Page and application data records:
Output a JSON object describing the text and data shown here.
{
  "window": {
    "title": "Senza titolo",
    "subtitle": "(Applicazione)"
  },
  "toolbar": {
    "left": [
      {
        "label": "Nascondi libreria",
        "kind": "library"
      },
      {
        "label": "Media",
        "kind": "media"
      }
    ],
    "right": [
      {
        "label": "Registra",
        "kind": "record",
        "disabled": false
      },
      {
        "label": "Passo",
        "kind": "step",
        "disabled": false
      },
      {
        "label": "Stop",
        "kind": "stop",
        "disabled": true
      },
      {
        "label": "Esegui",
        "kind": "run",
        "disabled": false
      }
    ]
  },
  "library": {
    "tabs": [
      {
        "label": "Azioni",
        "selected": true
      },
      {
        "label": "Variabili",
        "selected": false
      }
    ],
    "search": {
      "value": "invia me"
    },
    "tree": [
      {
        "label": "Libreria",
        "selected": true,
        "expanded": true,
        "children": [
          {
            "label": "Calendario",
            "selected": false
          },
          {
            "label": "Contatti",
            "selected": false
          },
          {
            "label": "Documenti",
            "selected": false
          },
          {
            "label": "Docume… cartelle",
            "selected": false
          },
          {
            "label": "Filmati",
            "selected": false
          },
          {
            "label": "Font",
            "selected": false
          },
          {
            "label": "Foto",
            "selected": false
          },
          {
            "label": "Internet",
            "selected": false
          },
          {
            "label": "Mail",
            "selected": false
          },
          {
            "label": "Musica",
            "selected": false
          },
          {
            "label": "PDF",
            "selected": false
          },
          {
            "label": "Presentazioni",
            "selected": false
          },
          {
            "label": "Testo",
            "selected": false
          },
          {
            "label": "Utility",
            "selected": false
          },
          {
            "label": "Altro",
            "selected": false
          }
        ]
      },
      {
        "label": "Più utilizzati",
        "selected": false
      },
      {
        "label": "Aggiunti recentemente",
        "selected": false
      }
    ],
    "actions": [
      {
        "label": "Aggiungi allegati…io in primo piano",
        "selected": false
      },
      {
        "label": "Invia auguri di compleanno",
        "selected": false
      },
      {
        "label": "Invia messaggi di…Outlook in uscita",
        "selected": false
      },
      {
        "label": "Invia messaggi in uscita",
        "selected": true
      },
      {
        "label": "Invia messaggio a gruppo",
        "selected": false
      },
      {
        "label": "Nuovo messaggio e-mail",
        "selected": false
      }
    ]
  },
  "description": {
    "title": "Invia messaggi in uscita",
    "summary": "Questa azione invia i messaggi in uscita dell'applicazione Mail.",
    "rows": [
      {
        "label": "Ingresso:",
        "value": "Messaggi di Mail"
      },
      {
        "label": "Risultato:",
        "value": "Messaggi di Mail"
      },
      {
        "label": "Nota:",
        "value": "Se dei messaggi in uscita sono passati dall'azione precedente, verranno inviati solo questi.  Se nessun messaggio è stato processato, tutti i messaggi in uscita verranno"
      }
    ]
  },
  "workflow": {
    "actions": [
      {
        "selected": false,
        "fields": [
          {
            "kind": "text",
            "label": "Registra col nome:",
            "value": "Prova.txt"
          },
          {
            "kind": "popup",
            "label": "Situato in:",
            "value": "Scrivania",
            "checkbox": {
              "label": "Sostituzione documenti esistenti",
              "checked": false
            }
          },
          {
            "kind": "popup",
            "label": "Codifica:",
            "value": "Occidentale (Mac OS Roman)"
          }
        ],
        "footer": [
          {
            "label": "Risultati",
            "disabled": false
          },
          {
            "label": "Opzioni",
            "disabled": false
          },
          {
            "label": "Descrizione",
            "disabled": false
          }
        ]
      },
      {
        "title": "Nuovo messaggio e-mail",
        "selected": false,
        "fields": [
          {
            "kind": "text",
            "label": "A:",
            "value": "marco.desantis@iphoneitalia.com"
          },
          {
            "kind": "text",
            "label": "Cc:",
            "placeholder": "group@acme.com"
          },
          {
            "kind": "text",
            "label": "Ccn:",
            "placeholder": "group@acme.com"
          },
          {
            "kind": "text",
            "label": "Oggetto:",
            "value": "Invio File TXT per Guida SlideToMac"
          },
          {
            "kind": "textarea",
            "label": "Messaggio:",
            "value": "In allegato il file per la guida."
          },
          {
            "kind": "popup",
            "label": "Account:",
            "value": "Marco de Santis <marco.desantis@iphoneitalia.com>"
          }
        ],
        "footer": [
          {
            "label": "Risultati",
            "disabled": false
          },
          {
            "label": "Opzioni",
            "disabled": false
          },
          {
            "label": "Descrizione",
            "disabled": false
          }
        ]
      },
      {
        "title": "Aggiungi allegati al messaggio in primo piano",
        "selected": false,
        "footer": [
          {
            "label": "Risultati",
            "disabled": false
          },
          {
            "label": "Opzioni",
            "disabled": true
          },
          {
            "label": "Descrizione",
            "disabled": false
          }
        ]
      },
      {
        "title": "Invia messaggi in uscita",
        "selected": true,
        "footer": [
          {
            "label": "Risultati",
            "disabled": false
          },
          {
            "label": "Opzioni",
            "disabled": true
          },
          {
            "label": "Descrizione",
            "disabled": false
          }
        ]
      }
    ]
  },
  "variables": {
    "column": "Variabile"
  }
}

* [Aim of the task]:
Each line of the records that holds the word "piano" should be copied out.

* [Solution]:
        "label": "Aggiungi allegati…io in primo piano",
        "title": "Aggiungi allegati al messaggio in primo piano",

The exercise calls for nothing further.